* **Activity**
Each line below needs to be returned exactly. Skip any picture.

(Dataset rows for apps and sites)

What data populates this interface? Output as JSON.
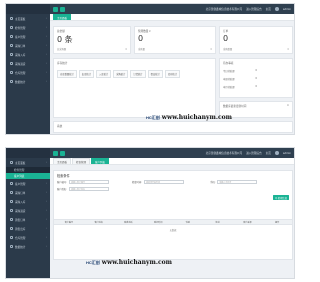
{
  "screen1": {
    "top": {
      "title": "北京慧创鑫城信息技术有限公司",
      "link1": "进入管理后台",
      "item": "主页",
      "user": "admin"
    },
    "sidebar": {
      "items": [
        {
          "label": "主页面板",
          "arrow": "‹"
        },
        {
          "label": "检查管理",
          "arrow": "‹"
        },
        {
          "label": "客户管理",
          "arrow": "‹"
        },
        {
          "label": "采购订单",
          "arrow": "‹"
        },
        {
          "label": "采购入库",
          "arrow": "‹"
        },
        {
          "label": "采购退货",
          "arrow": "‹"
        },
        {
          "label": "仓库管理",
          "arrow": "‹"
        },
        {
          "label": "数据统计",
          "arrow": "‹"
        }
      ]
    },
    "tabs": [
      {
        "label": "主页面板",
        "active": true
      }
    ],
    "cards": [
      {
        "title": "总金额",
        "value": "0 条",
        "sub": "总采购额",
        "right": "0"
      },
      {
        "title": "预测数量 ▾",
        "value": "0",
        "sub": "采购量",
        "right": "0"
      },
      {
        "title": "订单",
        "value": "0",
        "sub": "采购数量",
        "right": "0"
      }
    ],
    "stats": {
      "title": "库存统计",
      "mini_tabs": [
        "仓库数量统计",
        "出库统计",
        "入库统计",
        "采购统计",
        "订货统计",
        "借出统计",
        "库存统计"
      ]
    },
    "side_stats": {
      "title": "待办事项",
      "rows": [
        {
          "k": "今日待处理",
          "v": "0"
        },
        {
          "k": "本周待处理",
          "v": "0"
        },
        {
          "k": "本月待处理",
          "v": "0"
        }
      ]
    },
    "bottom_card": {
      "title": "数据库最新更新时间",
      "icon": "⚙"
    },
    "footer_label": "系统",
    "watermark": {
      "logo": "HC汇创",
      "url": "www.huichanym.com"
    }
  },
  "screen2": {
    "top": {
      "title": "北京慧创鑫城信息技术有限公司",
      "link1": "进入管理后台",
      "item": "主页",
      "user": "admin"
    },
    "sidebar": {
      "items": [
        {
          "label": "主页面板",
          "arrow": "‹",
          "active": false
        },
        {
          "label": "检查管理",
          "arrow": "",
          "active": false,
          "sub": true
        },
        {
          "label": "客户列表",
          "arrow": "",
          "active": true,
          "sub": true
        },
        {
          "label": "客户管理",
          "arrow": "‹"
        },
        {
          "label": "采购订单",
          "arrow": "‹"
        },
        {
          "label": "采购入库",
          "arrow": "‹"
        },
        {
          "label": "采购退货",
          "arrow": "‹"
        },
        {
          "label": "销售订单",
          "arrow": "‹"
        },
        {
          "label": "销售出库",
          "arrow": "‹"
        },
        {
          "label": "仓库管理",
          "arrow": "‹"
        },
        {
          "label": "数据统计",
          "arrow": "‹"
        }
      ]
    },
    "tabs": [
      {
        "label": "主页面板",
        "active": false
      },
      {
        "label": "检查管理",
        "active": false
      },
      {
        "label": "客户列表",
        "active": true
      }
    ],
    "search": {
      "title": "检索条件",
      "fields": [
        {
          "label": "客户编号:",
          "placeholder": "请输入客户编号"
        },
        {
          "label": "检查时间:",
          "placeholder": "请选择开始时间"
        },
        {
          "label": "手机:",
          "placeholder": "请输入手机号"
        },
        {
          "label": "客户姓名:",
          "placeholder": "请输入客户姓名"
        }
      ],
      "button": "Q 检索信息"
    },
    "table": {
      "headers": [
        "客户编号",
        "客户姓名",
        "联系电话",
        "登记时间",
        "性别",
        "地址",
        "客户来源",
        "操作"
      ],
      "empty": "无数据"
    },
    "watermark": {
      "logo": "HC汇创",
      "url": "www.huichanym.com"
    }
  }
}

* **Result below**
What data populates this interface? Output as JSON.
{
  "screen1": {
    "top": {
      "title": "北京慧创鑫城信息技术有限公司",
      "link1": "进入管理后台",
      "item": "主页",
      "user": "admin"
    },
    "sidebar": {
      "items": [
        {
          "label": "主页面板",
          "arrow": "‹"
        },
        {
          "label": "检查管理",
          "arrow": "‹"
        },
        {
          "label": "客户管理",
          "arrow": "‹"
        },
        {
          "label": "采购订单",
          "arrow": "‹"
        },
        {
          "label": "采购入库",
          "arrow": "‹"
        },
        {
          "label": "采购退货",
          "arrow": "‹"
        },
        {
          "label": "仓库管理",
          "arrow": "‹"
        },
        {
          "label": "数据统计",
          "arrow": "‹"
        }
      ]
    },
    "tabs": [
      {
        "label": "主页面板",
        "active": true
      }
    ],
    "cards": [
      {
        "title": "总金额",
        "value": "0 条",
        "sub": "总采购额",
        "right": "0"
      },
      {
        "title": "预测数量 ▾",
        "value": "0",
        "sub": "采购量",
        "right": "0"
      },
      {
        "title": "订单",
        "value": "0",
        "sub": "采购数量",
        "right": "0"
      }
    ],
    "stats": {
      "title": "库存统计",
      "mini_tabs": [
        "仓库数量统计",
        "出库统计",
        "入库统计",
        "采购统计",
        "订货统计",
        "借出统计",
        "库存统计"
      ]
    },
    "side_stats": {
      "title": "待办事项",
      "rows": [
        {
          "k": "今日待处理",
          "v": "0"
        },
        {
          "k": "本周待处理",
          "v": "0"
        },
        {
          "k": "本月待处理",
          "v": "0"
        }
      ]
    },
    "bottom_card": {
      "title": "数据库最新更新时间",
      "icon": "⚙"
    },
    "footer_label": "系统",
    "watermark": {
      "logo": "HC汇创",
      "url": "www.huichanym.com"
    }
  },
  "screen2": {
    "top": {
      "title": "北京慧创鑫城信息技术有限公司",
      "link1": "进入管理后台",
      "item": "主页",
      "user": "admin"
    },
    "sidebar": {
      "items": [
        {
          "label": "主页面板",
          "arrow": "‹",
          "active": false
        },
        {
          "label": "检查管理",
          "arrow": "",
          "active": false,
          "sub": true
        },
        {
          "label": "客户列表",
          "arrow": "",
          "active": true,
          "sub": true
        },
        {
          "label": "客户管理",
          "arrow": "‹"
        },
        {
          "label": "采购订单",
          "arrow": "‹"
        },
        {
          "label": "采购入库",
          "arrow": "‹"
        },
        {
          "label": "采购退货",
          "arrow": "‹"
        },
        {
          "label": "销售订单",
          "arrow": "‹"
        },
        {
          "label": "销售出库",
          "arrow": "‹"
        },
        {
          "label": "仓库管理",
          "arrow": "‹"
        },
        {
          "label": "数据统计",
          "arrow": "‹"
        }
      ]
    },
    "tabs": [
      {
        "label": "主页面板",
        "active": false
      },
      {
        "label": "检查管理",
        "active": false
      },
      {
        "label": "客户列表",
        "active": true
      }
    ],
    "search": {
      "title": "检索条件",
      "fields": [
        {
          "label": "客户编号:",
          "placeholder": "请输入客户编号"
        },
        {
          "label": "检查时间:",
          "placeholder": "请选择开始时间"
        },
        {
          "label": "手机:",
          "placeholder": "请输入手机号"
        },
        {
          "label": "客户姓名:",
          "placeholder": "请输入客户姓名"
        }
      ],
      "button": "Q 检索信息"
    },
    "table": {
      "headers": [
        "客户编号",
        "客户姓名",
        "联系电话",
        "登记时间",
        "性别",
        "地址",
        "客户来源",
        "操作"
      ],
      "empty": "无数据"
    },
    "watermark": {
      "logo": "HC汇创",
      "url": "www.huichanym.com"
    }
  }
}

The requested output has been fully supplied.